 Oracle bone inscriptions are Chinese character inscriptions on turtle shells or ox bones that were used for divination. It is believed that the inscriptions were made on the shell or bone, the shell or bone was put into a sacrificial fire, and then the priest/shaman or “diviner” would interpret the will of the gods, the will of heaven in this case (Tiān), based upon how the lines and symbols were drawn out of the fire. Despite the very specific religious and spiritual use of these characters, the symbols are abstract enough to indicate that the form of writing that they represent had been around for some time, many centuries if not millennia at least. See http://www.chineseetymology.org.
 Classical Chinese was used for almost all forms of formal writing in China up until the early 20th century. See Wikipedia contributors, ‘Classical Chinese’, Wikipedia, The Free Encyclopedia, 27 June 2016, 08:32 UTC, <https://en.wikipedia.org/w/index.php?title=Classical_Chinese&oldid=727190919> [accessed 9 September 2016]
 Later generations of Chinese refer to Sīmǎ Qiān as the “Grand Historian” (Chinese: 太史公; Tàishǐ Gōng or tai-shih-kung) given his lasting and unique contributions to the history of Chinese in antiquity.

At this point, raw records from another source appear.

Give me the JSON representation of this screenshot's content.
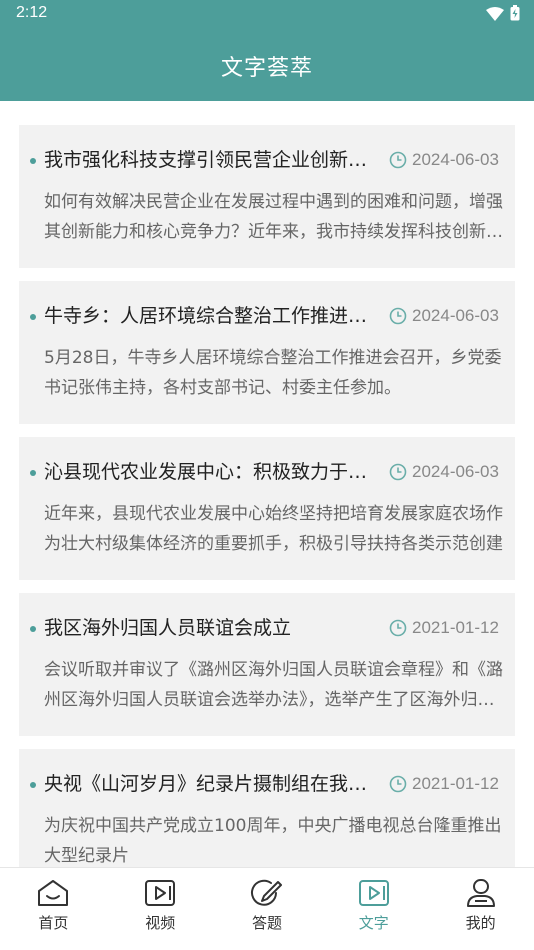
{
  "status_bar": {
    "time": "2:12"
  },
  "header": {
    "title": "文字荟萃"
  },
  "articles": [
    {
      "title": "我市强化科技支撑引领民营企业创新发展",
      "date": "2024-06-03",
      "summary": "如何有效解决民营企业在发展过程中遇到的困难和问题，增强其创新能力和核心竞争力？近年来，我市持续发挥科技创新的支撑引领作用"
    },
    {
      "title": "牛寺乡：人居环境综合整治工作推进会召开",
      "date": "2024-06-03",
      "summary": "5月28日，牛寺乡人居环境综合整治工作推进会召开，乡党委书记张伟主持，各村支部书记、村委主任参加。"
    },
    {
      "title": "沁县现代农业发展中心：积极致力于家庭农场培育",
      "date": "2024-06-03",
      "summary": "近年来，县现代农业发展中心始终坚持把培育发展家庭农场作为壮大村级集体经济的重要抓手，积极引导扶持各类示范创建"
    },
    {
      "title": "我区海外归国人员联谊会成立",
      "date": "2021-01-12",
      "summary": "会议听取并审议了《潞州区海外归国人员联谊会章程》和《潞州区海外归国人员联谊会选举办法》，选举产生了区海外归国人员联谊会领导班子"
    },
    {
      "title": "央视《山河岁月》纪录片摄制组在我区拍摄",
      "date": "2021-01-12",
      "summary": "为庆祝中国共产党成立100周年，中央广播电视总台隆重推出大型纪录片"
    }
  ],
  "tabbar": {
    "items": [
      {
        "label": "首页",
        "icon": "home-icon"
      },
      {
        "label": "视频",
        "icon": "video-icon"
      },
      {
        "label": "答题",
        "icon": "pencil-icon"
      },
      {
        "label": "文字",
        "icon": "text-play-icon",
        "active": true
      },
      {
        "label": "我的",
        "icon": "user-icon"
      }
    ]
  },
  "colors": {
    "accent": "#4d9e9a",
    "card_bg": "#f2f2f2"
  }
}
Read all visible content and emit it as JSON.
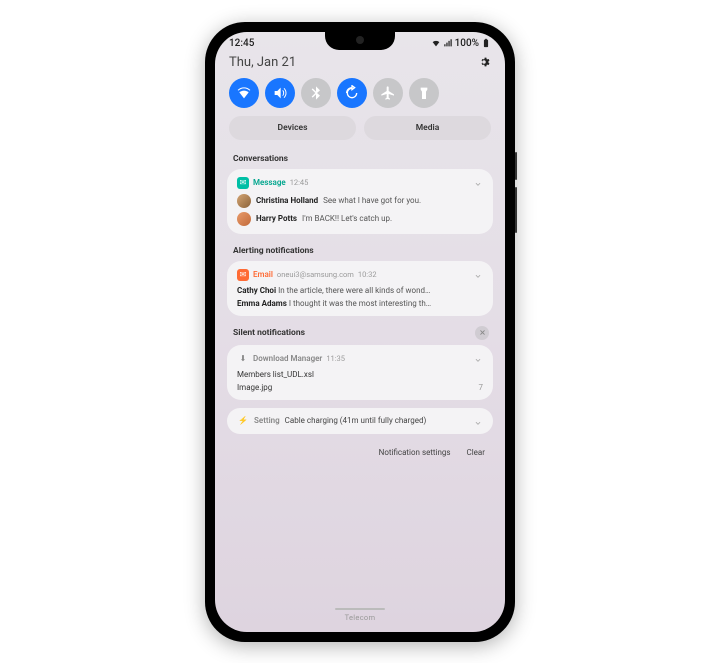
{
  "status": {
    "time": "12:45",
    "battery": "100%"
  },
  "date": "Thu, Jan 21",
  "pills": {
    "devices": "Devices",
    "media": "Media"
  },
  "conversations": {
    "label": "Conversations",
    "app": "Message",
    "time": "12:45",
    "items": [
      {
        "name": "Christina Holland",
        "text": "See what I have got for you."
      },
      {
        "name": "Harry Potts",
        "text": "I'm BACK!! Let's catch up."
      }
    ]
  },
  "alerting": {
    "label": "Alerting notifications",
    "app": "Email",
    "from": "oneui3@samsung.com",
    "time": "10:32",
    "items": [
      {
        "name": "Cathy Choi",
        "text": "In the article, there were all kinds of wond…"
      },
      {
        "name": "Emma Adams",
        "text": "I thought it was the most interesting th…"
      }
    ]
  },
  "silent": {
    "label": "Silent notifications",
    "download": {
      "app": "Download Manager",
      "time": "11:35",
      "file1": "Members list_UDL.xsl",
      "file2": "Image.jpg",
      "count": "7"
    },
    "setting": {
      "app": "Setting",
      "text": "Cable charging (41m until fully charged)"
    }
  },
  "footer": {
    "settings": "Notification settings",
    "clear": "Clear"
  },
  "carrier": "Telecom"
}
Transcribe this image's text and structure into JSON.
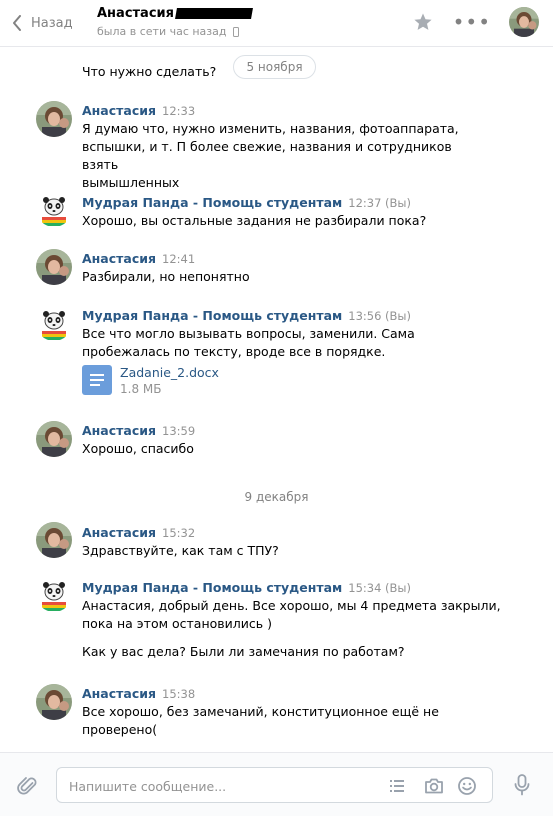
{
  "header": {
    "back_label": "Назад",
    "peer_name": "Анастасия",
    "peer_status": "была в сети час назад"
  },
  "top_cut_text": "Что нужно сделать?",
  "top_cut_visible": "Что нужно сделать?",
  "date_pill": "5 ноября",
  "date_separator": "9 декабря",
  "messages": [
    {
      "author": "Анастасия",
      "time": "12:33",
      "lines": [
        "Я думаю что, нужно изменить, названия, фотоаппарата,",
        "вспышки, и т. П более свежие, названия и сотрудников взять",
        "вымышленных"
      ]
    },
    {
      "author": "Мудрая Панда - Помощь студентам",
      "time": "12:37 (Вы)",
      "lines": [
        "Хорошо, вы остальные задания не разбирали пока?"
      ]
    },
    {
      "author": "Анастасия",
      "time": "12:41",
      "lines": [
        "Разбирали, но непонятно"
      ]
    },
    {
      "author": "Мудрая Панда - Помощь студентам",
      "time": "13:56 (Вы)",
      "lines": [
        "Все что могло вызывать вопросы, заменили. Сама",
        "пробежалась по тексту, вроде все в порядке."
      ],
      "attachment": {
        "name": "Zadanie_2.docx",
        "size": "1.8 МБ"
      }
    },
    {
      "author": "Анастасия",
      "time": "13:59",
      "lines": [
        "Хорошо, спасибо"
      ]
    },
    {
      "author": "Анастасия",
      "time": "15:32",
      "lines": [
        "Здравствуйте, как там с ТПУ?"
      ]
    },
    {
      "author": "Мудрая Панда - Помощь студентам",
      "time": "15:34 (Вы)",
      "lines": [
        "Анастасия, добрый день. Все хорошо, мы 4 предмета закрыли,",
        "пока на этом остановились )",
        "",
        "Как у вас дела? Были ли замечания по работам?"
      ]
    },
    {
      "author": "Анастасия",
      "time": "15:38",
      "lines": [
        "Все хорошо, без замечаний, конституционное ещё не",
        "проверено("
      ]
    }
  ],
  "composer": {
    "placeholder": "Напишите сообщение..."
  },
  "colors": {
    "link": "#2a5885",
    "muted": "#939393",
    "doc_icon": "#6b9ddb"
  },
  "icons": [
    "chevron-left-icon",
    "star-icon",
    "more-icon",
    "phone-icon",
    "paperclip-icon",
    "list-icon",
    "camera-icon",
    "smile-icon",
    "microphone-icon",
    "document-icon"
  ]
}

 The “Warring States Period” derives its name from the Record of the Warring States text, or Zhan Guo Ce, a work compiled early in the Han Dynasty which documents the period of ancient Chinese history from the 5th to the 3rd centuries BCE which is marked by political strife and war between competing states and regions.

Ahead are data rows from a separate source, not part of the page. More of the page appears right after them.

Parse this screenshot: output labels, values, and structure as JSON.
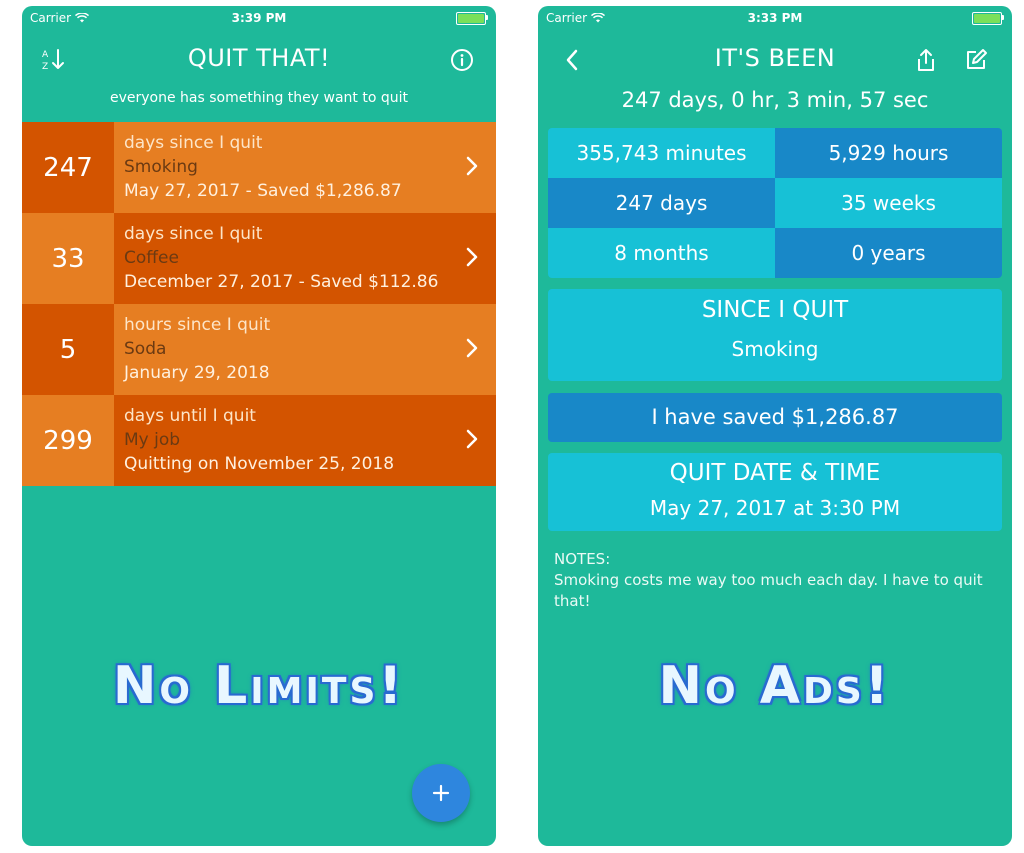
{
  "left": {
    "status": {
      "carrier": "Carrier",
      "time": "3:39 PM"
    },
    "nav": {
      "title": "QUIT THAT!"
    },
    "subtitle": "everyone has something they want to quit",
    "items": [
      {
        "count": "247",
        "label": "days since I quit",
        "name": "Smoking",
        "detail": "May 27, 2017 - Saved $1,286.87"
      },
      {
        "count": "33",
        "label": "days since I quit",
        "name": "Coffee",
        "detail": "December 27, 2017 - Saved $112.86"
      },
      {
        "count": "5",
        "label": "hours since I quit",
        "name": "Soda",
        "detail": "January 29, 2018"
      },
      {
        "count": "299",
        "label": "days until I quit",
        "name": "My job",
        "detail": "Quitting on November 25, 2018"
      }
    ],
    "promo": "No Limits!",
    "fab_label": "+"
  },
  "right": {
    "status": {
      "carrier": "Carrier",
      "time": "3:33 PM"
    },
    "nav": {
      "title": "IT'S BEEN"
    },
    "elapsed": "247 days, 0 hr, 3 min, 57 sec",
    "stats": {
      "minutes": "355,743 minutes",
      "hours": "5,929 hours",
      "days": "247 days",
      "weeks": "35 weeks",
      "months": "8 months",
      "years": "0 years"
    },
    "since": {
      "title": "SINCE I QUIT",
      "value": "Smoking"
    },
    "saved": "I have saved $1,286.87",
    "quit_date": {
      "title": "QUIT DATE & TIME",
      "value": "May 27, 2017 at 3:30 PM"
    },
    "notes": {
      "label": "NOTES:",
      "text": "Smoking costs me way too much each day. I have to quit that!"
    },
    "promo": "No Ads!"
  },
  "colors": {
    "background": "#1eb99a",
    "orange_dark": "#d35400",
    "orange_light": "#e67e22",
    "cyan": "#17c1d6",
    "blue": "#1888c8",
    "fab": "#2e86de"
  },
  "icons": [
    "wifi-icon",
    "battery-icon",
    "sort-az-icon",
    "info-icon",
    "chevron-right-icon",
    "back-chevron-icon",
    "share-icon",
    "edit-icon",
    "plus-icon"
  ]
}
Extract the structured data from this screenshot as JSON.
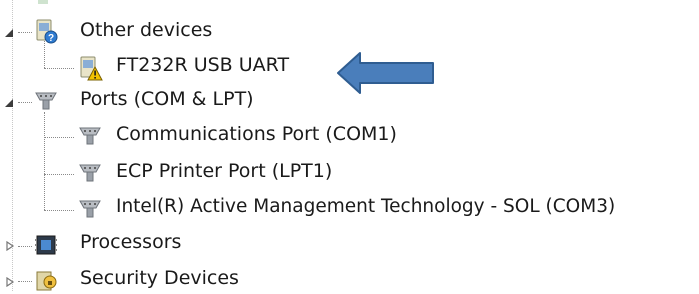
{
  "tree": {
    "other_devices": {
      "label": "Other devices",
      "expanded": true,
      "icon": "unknown-device-icon"
    },
    "ft232r": {
      "label": "FT232R USB UART",
      "icon": "warning-device-icon"
    },
    "ports": {
      "label": "Ports (COM & LPT)",
      "expanded": true,
      "icon": "port-connector-icon"
    },
    "com1": {
      "label": "Communications Port (COM1)",
      "icon": "port-connector-icon"
    },
    "lpt1": {
      "label": "ECP Printer Port (LPT1)",
      "icon": "port-connector-icon"
    },
    "com3": {
      "label": "Intel(R) Active Management Technology - SOL (COM3)",
      "icon": "port-connector-icon"
    },
    "processors": {
      "label": "Processors",
      "expanded": false,
      "icon": "processor-icon"
    },
    "security": {
      "label": "Security Devices",
      "expanded": false,
      "icon": "security-device-icon"
    }
  },
  "colors": {
    "arrow_fill": "#4a7ebb",
    "arrow_stroke": "#2f5d91",
    "warning": "#f2c200"
  }
}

 See Wikipedia contributors, ‘Hundred Schools of Thought’, Wikipedia, The Free Encyclopedia, 31 August 2016, 11:33 UTC, <https://en.wikipedia.org/w/index.php?title=Hundred_Schools_of_Thought&oldid=737041169> [accessed 9 September 2016].
 From Wikipedia contributors, ‘Tiān’, Wikipedia, The Free Encyclopedia, 29 July 2016, 00:36 UTC, <https://en.wikipedia.org/w/index.php?title=Tiān&oldid=732013599> [accessed 6 September 2016].
See Wikipedia contributors, ‘Tiān’, Wikipedia, The Free Encyclopedia, 29 July 2016, 00:36 UTC, <https://en.wikipedia.org/w/index.php?title=Tiān&oldid=732013599> [accessed 6 September 2016].
 See The I Ching or Book of Changes, Wilhelm/Baynes. Princeton University Press 1977. 27th printing (1997). “Shuo Kua / Discussion of the Trigrams” chapter, page 264-265.
 Great Commentary B8. Quotation from The Great Commentary (Dazhuan) and Chinese natural cosmogony by Roger T. Ames. Translation by Ames. Published March 2015 in the International Communication of Chinese Culture.
 From The I Ching or the Book of Changes by Wilhelm/Baynes. Princeton University Press 1977. “Ta Chuan” / “The Great Treatise” chapter IV pgs. 293-296.
 Mozi, Will of Heaven, Chapter 27, Paragraph 6, ca. 5th Century BCE
 A distinction is drawn by some modern scholars between immanent transcendence (Shàngdì/Tiān) and external transcendence (Christian God), allowing for the recognition of the monotheistic strain of thought that is clearly manifest in Chinese antiquity while at the same time drawing a distinction between Western monotheism and its (much earlier and prehistoric) counterpart to the Far East. For more on theology in the Confucian tradition see the chapter Confucian Theology: Three Models in Religion Compass by Yong Huang. Blackwell Publishing 2007 pgs. 455-478 and Chapter 13 from the Dao Companion to the Analects entitled “Religious Thought and Practice in the Analects” by Erin M. Cline. Springer Netherlands 2014.